## WORK TO BE COMPLETED
Lines containing "prompt" should be pulled from the material below.
^^^^^^^^
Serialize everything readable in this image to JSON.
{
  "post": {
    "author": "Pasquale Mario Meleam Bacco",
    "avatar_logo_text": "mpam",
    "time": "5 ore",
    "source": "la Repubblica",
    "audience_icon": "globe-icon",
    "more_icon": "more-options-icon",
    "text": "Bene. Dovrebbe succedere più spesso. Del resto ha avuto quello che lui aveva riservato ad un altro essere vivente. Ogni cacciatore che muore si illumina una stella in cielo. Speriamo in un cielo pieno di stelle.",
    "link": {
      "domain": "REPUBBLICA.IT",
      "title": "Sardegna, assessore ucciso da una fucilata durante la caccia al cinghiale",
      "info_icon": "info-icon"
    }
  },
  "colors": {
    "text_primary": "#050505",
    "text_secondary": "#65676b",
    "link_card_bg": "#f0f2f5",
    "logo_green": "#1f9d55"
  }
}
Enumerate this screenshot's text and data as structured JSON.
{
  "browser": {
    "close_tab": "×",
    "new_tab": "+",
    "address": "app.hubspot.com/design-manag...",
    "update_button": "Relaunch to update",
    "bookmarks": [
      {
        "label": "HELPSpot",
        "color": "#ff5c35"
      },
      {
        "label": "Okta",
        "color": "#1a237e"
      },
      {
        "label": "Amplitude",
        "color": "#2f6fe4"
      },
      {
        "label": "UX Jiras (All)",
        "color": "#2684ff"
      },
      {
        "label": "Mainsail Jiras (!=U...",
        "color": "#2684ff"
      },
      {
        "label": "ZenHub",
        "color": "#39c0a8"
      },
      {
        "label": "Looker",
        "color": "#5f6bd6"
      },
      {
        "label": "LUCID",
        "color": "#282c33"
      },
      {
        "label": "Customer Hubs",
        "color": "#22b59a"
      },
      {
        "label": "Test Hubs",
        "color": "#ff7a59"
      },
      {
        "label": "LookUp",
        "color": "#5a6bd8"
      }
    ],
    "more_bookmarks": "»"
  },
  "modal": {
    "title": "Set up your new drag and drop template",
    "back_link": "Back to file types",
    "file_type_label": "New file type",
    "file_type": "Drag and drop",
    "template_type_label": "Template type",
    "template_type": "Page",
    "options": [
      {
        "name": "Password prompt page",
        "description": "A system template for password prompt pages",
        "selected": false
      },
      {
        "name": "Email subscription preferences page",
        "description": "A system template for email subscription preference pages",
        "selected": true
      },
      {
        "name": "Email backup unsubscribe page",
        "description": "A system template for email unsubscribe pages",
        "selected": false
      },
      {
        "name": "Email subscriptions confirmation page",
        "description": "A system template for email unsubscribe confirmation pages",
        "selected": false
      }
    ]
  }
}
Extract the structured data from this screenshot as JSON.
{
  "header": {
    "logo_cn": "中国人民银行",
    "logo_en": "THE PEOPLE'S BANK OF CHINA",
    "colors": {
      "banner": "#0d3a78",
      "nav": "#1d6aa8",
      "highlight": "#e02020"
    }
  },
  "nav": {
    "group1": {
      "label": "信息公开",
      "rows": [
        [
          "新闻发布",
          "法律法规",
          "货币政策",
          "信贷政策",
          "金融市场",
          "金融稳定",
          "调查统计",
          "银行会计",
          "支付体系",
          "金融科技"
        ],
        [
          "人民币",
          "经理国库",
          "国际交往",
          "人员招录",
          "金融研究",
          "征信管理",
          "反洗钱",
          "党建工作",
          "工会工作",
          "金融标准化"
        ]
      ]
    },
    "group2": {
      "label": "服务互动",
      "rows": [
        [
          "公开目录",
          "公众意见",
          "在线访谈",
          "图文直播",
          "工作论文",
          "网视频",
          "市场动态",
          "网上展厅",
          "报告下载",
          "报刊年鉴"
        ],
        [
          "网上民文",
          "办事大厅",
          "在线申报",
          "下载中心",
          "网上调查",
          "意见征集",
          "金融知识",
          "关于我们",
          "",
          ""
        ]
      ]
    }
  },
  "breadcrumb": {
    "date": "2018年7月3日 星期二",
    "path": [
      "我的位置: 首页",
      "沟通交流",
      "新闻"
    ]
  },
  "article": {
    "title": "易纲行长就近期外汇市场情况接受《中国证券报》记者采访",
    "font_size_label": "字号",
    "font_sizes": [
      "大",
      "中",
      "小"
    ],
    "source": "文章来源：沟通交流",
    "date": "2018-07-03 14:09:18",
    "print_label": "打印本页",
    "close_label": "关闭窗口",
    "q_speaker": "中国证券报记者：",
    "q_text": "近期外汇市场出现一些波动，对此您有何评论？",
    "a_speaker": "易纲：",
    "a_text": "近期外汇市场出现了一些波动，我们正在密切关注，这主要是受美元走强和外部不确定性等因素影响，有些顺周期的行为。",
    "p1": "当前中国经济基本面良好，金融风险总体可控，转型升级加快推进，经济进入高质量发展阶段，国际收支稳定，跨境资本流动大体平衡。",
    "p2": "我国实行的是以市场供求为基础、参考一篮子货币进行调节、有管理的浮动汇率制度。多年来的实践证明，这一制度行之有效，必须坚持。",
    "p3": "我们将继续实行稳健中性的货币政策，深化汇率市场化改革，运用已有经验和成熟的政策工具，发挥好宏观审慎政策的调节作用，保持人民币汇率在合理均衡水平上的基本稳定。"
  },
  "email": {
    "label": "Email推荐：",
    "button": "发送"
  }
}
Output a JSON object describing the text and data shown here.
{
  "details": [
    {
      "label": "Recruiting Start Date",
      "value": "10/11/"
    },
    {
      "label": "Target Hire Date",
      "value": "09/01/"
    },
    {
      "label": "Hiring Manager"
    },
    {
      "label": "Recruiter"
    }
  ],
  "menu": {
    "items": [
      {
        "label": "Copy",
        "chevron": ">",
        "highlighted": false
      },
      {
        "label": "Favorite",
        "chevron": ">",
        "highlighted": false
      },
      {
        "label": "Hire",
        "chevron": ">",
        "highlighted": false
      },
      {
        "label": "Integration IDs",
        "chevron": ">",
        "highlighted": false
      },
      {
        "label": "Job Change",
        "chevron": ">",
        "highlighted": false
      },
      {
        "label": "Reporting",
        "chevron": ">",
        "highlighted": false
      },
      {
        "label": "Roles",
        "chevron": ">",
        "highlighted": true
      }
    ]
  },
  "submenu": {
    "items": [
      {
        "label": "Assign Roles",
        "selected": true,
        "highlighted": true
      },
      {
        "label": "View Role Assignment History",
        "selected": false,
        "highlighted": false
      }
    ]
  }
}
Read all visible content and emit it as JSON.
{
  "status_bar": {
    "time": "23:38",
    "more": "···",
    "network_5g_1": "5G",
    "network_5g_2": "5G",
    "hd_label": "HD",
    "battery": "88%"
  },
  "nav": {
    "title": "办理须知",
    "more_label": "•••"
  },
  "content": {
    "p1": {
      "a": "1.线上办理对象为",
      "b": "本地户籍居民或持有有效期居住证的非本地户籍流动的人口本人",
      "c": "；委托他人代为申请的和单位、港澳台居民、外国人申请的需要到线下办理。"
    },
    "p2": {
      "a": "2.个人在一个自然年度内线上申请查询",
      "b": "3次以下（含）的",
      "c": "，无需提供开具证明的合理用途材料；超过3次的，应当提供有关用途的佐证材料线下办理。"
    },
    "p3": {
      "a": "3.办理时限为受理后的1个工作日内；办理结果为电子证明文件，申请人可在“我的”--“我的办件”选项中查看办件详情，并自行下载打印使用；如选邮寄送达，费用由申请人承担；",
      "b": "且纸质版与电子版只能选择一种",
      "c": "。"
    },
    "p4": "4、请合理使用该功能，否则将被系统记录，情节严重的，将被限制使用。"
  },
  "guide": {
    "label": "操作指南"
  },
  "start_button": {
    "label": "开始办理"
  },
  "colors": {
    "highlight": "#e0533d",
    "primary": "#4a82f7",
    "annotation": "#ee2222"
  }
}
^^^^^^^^
## SOLUTION TO THIS EXERCISE
        "name": "Password prompt page",
        "description": "A system template for password prompt pages",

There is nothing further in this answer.